Second, even if, as we fondly hope, we may find new poems to sing that rise to the biblical standard for use in the church’s high worship on the Lord’s Day, we should still sing the great hymns of Christian history and the Psalms of the biblical Psalter. The hymns that have stood the test of time have done so because they have a timeless merit. Singing those historic hymns, we join our voices to the Christian ages and worship not simply as people of our own day, but as part of the one, holy, catholic church. The hymns of Christendom have been a common language that unites believers with one another across national and cultural borders and across the ages. It has often been said and it is wonderfully true, that the Christian church meets in her hymnal.
Many of the greatest hymns also have a special and irreplaceable elan as a result of the circumstances of their origin, whether the great Christological and Trinitarian hymns from the tumultuous fourth century, or the battle hymns of the Reformation era, or the new birth hymns of the Great Awakening, or the church hymns of the nineteenth century.
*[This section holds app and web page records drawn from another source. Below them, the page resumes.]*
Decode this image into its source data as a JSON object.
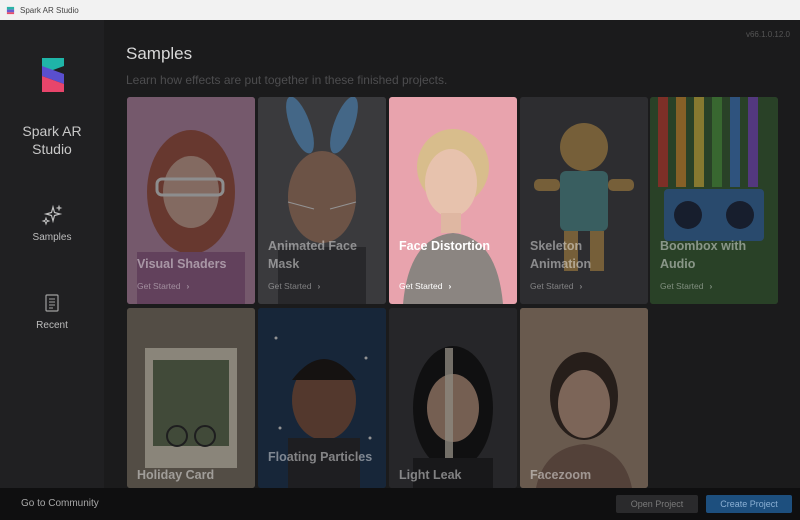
{
  "window": {
    "title": "Spark AR Studio"
  },
  "sidebar": {
    "brand_line1": "Spark AR",
    "brand_line2": "Studio",
    "items": [
      {
        "label": "Samples",
        "icon": "sparkles-icon"
      },
      {
        "label": "Recent",
        "icon": "document-icon"
      }
    ]
  },
  "main": {
    "version": "v66.1.0.12.0",
    "title": "Samples",
    "subtitle": "Learn how effects are put together in these finished projects.",
    "get_started": "Get Started",
    "cards": [
      {
        "name": "Visual Shaders",
        "color": "#d9a6c6"
      },
      {
        "name": "Animated Face Mask",
        "color": "#7a7a7e"
      },
      {
        "name": "Face Distortion",
        "color": "#e8a3ad"
      },
      {
        "name": "Skeleton Animation",
        "color": "#4a4a4e"
      },
      {
        "name": "Boombox with Audio",
        "color": "#3f6b3a"
      },
      {
        "name": "Holiday Card",
        "color": "#a69a7e"
      },
      {
        "name": "Floating Particles",
        "color": "#1e3a5a"
      },
      {
        "name": "Light Leak",
        "color": "#3a3a3c"
      },
      {
        "name": "Facezoom",
        "color": "#b39780"
      }
    ]
  },
  "footer": {
    "community": "Go to Community",
    "open_project": "Open Project",
    "create_project": "Create Project"
  },
  "colors": {
    "accent": "#1d4f7e",
    "active_card": "#e8a3ad"
  }
}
They have been set to music that is also timeless: tuneful, often very beautiful, and well serving the text. The proof of the accessibility of that music is how often it makes its way into contemporary Hollywood movie scores!
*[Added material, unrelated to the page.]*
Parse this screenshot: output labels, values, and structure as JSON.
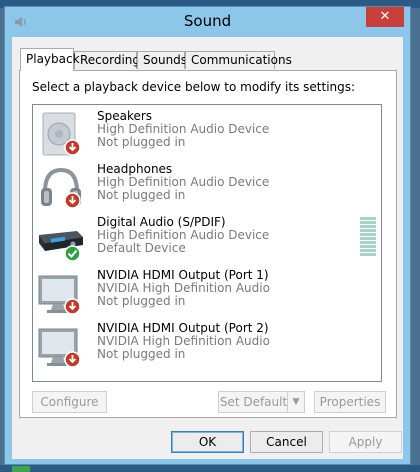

That a hymn is old is no adequate objection. The Christian church is fed from her past. When the Lord Jesus sang a hymn (one of the psalms of the Hallel, viz. Pss. 113-118) with his disciples on the night of the Last Supper, the hymn they sang was already a thousand years old!
Third, the biblical psalms and the finest Christian hymns are great poetry that is, at the same time, eminently accessible to all Christians. This explains why their lines have been so deeply embedded in the literary and popular culture of the world. The praise songs, as a class, are accessible, but they are not fine poetry. Most of this literature, frankly, is banal, predictable, and eminently forgettable. It’s really top forty stuff, easily displaced by the next praise song to come along. Several generations of this music have already come and gone in just several decades. In fact, contemporary Christian music is so disposable that it cannot unify the church over time. Much of the reason for this is that these texts are not being written by poets, much less great poets, still less theologically literate poets, as were so many of the church’s finest hymns. Most of the praise songs are written by musicians. It shows!
We are, to be sure, always on the lookout for new hymns that rise to the standard set both in the Psalter and in the history of Christian praise. We sing some contemporary hymns and hope to sing more. We need hymns on biblical themes that the modern church has reflected on with greater seriousness and understood with greater clarity than previous generations. We need new texts and new tunes that are clearly the products of our own day, but are as worthy to be sung as the hymns of the past. We need new hymns to mix together with the best hymns of the past. That is the only way we can offer to God worship that is the very best of which we are capable, which is always the worship that will do us the most good as well.